Ece Ege, the designer behind the Turkish label Dice Kayek, talks about her life in fashion.
'My pictures of my mother are still an inspiration'
My parents were fashionable people but not in fashion. Their style was very contemporary. In my mother's youth, in the late 1950s and early 1960s, for instance, prêt-a-porter was not very available, so if you wanted to dress chicly you had to order clothes. She would buy her fabrics in Paris or Geneva during the summer-holiday period, and then when we were back in Turkey she had a couturier and she would order everything. She would show him pictures, design things, describe what she wanted. And I was always with her for her fittings, with my sister, admiring my mum. She had very, very short shorts, even at that time in Turkey.
She was a very beautiful woman, very elegant and modern and fashionable - and my father was as well. My father was very elegant and handsome. My pictures of my mother are still an inspiration. When she passed away, we did a big fashion show dedicated to her at l'Opéra in Paris. It was very beautiful, and all the collection was inspired by her wardrobe. I still have some of my mum's clothes and I sometimes wear them, and the people, when they see me, they say: "How beautiful, where did you get this? Is it your design?" And I say, "No, it's my mum's, and these pieces were all made to order."
I always liked clothes, of course; I always paid attention to what I wore, even at eight years old. It's in your genes I think. But I never thought it would be my career. When I was at college I was thinking of something creative, but first I wanted to do architecture, and then gemmology, and then I don't know what, so finally I finished up doing fashion studies. The architecture comes through in my clothes, I know. I love all the solid foundations.
Why did I want to be an architect? Well I wanted to embellish the environment. There are so many horrible things around the world: beautiful nature and then the buildings and constructions don't match the beauty of nature. Of course, you can't compete with nature, but still it's like a fashion show, or putting two items together: it's styling. Some of these people shouldn't have touched buildings, but it's too late. So it's something to embellish, and fashion is also about embellishing people.
I grew up in Bursa, near to Istanbul. It was the first capital of the Ottoman Empire, so it's a very old cultural city, you can imagine. In 1453 the capital moved to Istanbul, which was then Constantinople, and got bigger and bigger, but Bursa has it's own incredible charm. But again, people constructed very ugly buildings and unfortunately it got big and a bit chaotic. Well, this is the destiny of all beautiful cities. Except in Italy, you know, they keep some very old sites and then they construct all around.
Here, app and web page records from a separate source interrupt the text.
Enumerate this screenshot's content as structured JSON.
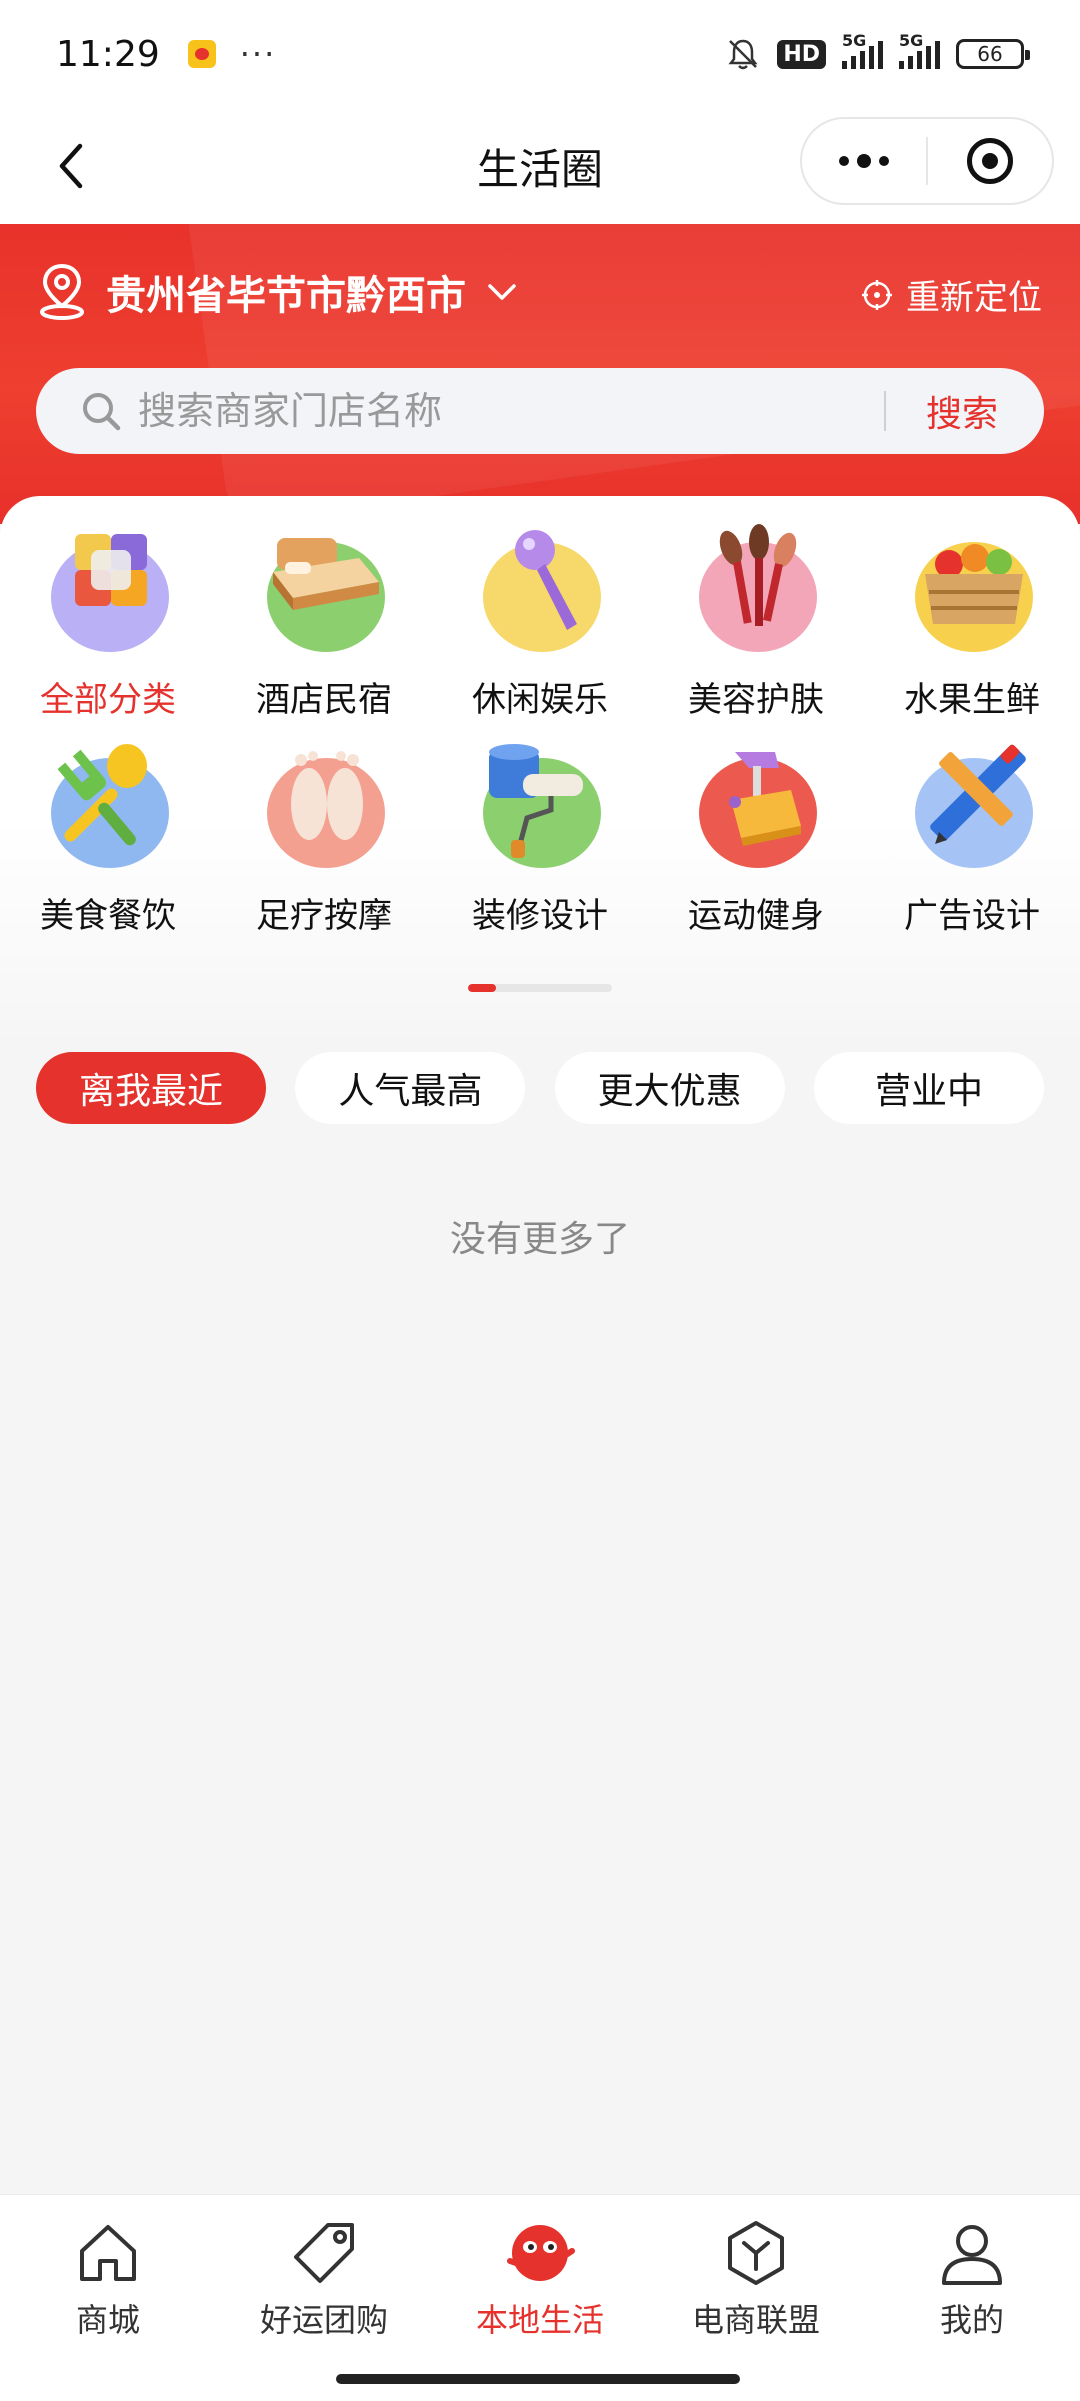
{
  "status_bar": {
    "time": "11:29",
    "dots": "···",
    "hd_label": "HD",
    "signal_1_label": "5G",
    "signal_2_label": "5G",
    "battery": "66"
  },
  "nav": {
    "title": "生活圈"
  },
  "header": {
    "location": "贵州省毕节市黔西市",
    "relocate_label": "重新定位",
    "search_placeholder": "搜索商家门店名称",
    "search_button": "搜索"
  },
  "categories": [
    {
      "label": "全部分类",
      "icon": "all-categories-cube-icon",
      "color": "#b9b0f5",
      "active": true
    },
    {
      "label": "酒店民宿",
      "icon": "hotel-bed-icon",
      "color": "#8ccf6e"
    },
    {
      "label": "休闲娱乐",
      "icon": "microphone-icon",
      "color": "#f7d96b"
    },
    {
      "label": "美容护肤",
      "icon": "makeup-brush-icon",
      "color": "#f4a6b9"
    },
    {
      "label": "水果生鲜",
      "icon": "fruit-crate-icon",
      "color": "#f7d14e"
    },
    {
      "label": "美食餐饮",
      "icon": "fork-spoon-icon",
      "color": "#8fb8f0"
    },
    {
      "label": "足疗按摩",
      "icon": "feet-icon",
      "color": "#f4a090"
    },
    {
      "label": "装修设计",
      "icon": "paint-roller-icon",
      "color": "#8ccf6e"
    },
    {
      "label": "运动健身",
      "icon": "fitness-gear-icon",
      "color": "#ec5a4f"
    },
    {
      "label": "广告设计",
      "icon": "ruler-pencil-icon",
      "color": "#a5c4f5"
    }
  ],
  "page_indicator": {
    "current": 1,
    "total": 5
  },
  "filters": [
    {
      "label": "离我最近",
      "active": true
    },
    {
      "label": "人气最高"
    },
    {
      "label": "更大优惠"
    },
    {
      "label": "营业中"
    }
  ],
  "empty_text": "没有更多了",
  "tabs": [
    {
      "label": "商城",
      "icon": "home-icon"
    },
    {
      "label": "好运团购",
      "icon": "tag-icon"
    },
    {
      "label": "本地生活",
      "icon": "local-life-mascot-icon",
      "active": true
    },
    {
      "label": "电商联盟",
      "icon": "hexagon-y-icon"
    },
    {
      "label": "我的",
      "icon": "user-icon"
    }
  ],
  "colors": {
    "accent": "#e5322d",
    "header_red": "#ee3f30"
  }
}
I live between Istanbul and Paris. I never left Paris, though. I studied here and then I stayed. I thought, if fashion is going to be my career, I should live here, so I never left. But for factories Turkey was very interesting - my sister and I knew many people from our childhood who became industrialists and they have factories or they produce fabrics, so to be able to bring them together for our business was a bit easier for us. At the beginning you need to order very small quantities. We couldn't go to big companies and ask for 50 metres of fabric - so Turkey became very important to us and now, today, we go to Istanbul every week.
I design jewellery for myself and have it made in Turkey. I like rings and bracelets. I can't wear earrings - it hurts. I love diamonds - who doesn't? I don't really like coloured stones. Maybe rubies because they're a very nice colour, but diamonds are for ever. They are beautiful, they're modern, they're simple and I only like colourless. I have a jeweller friend in Turkey who makes my pieces - good friends, good prices.
I hate hats. Even when I was one year old, my mum was telling me, mothers they love to embellish the children with hair clips, and when she put them on I was taking them off and throwing them away. But shoes - I'd love to make a shoe collection. I don't have a favourite designer and that's why I'd like to make them. I think in the market it's a gap. Breathtaking shoe design is not around this season. It's very important how your leg looks, not your feet: it's all the body - your posture changes, and a very beautiful curve of the leg is rare to find and technically difficult to achieve.
Dice Kayek Pink Collection is stocked at S*uce in Dubai and Abu Dhabi (www.shopatsauce.com)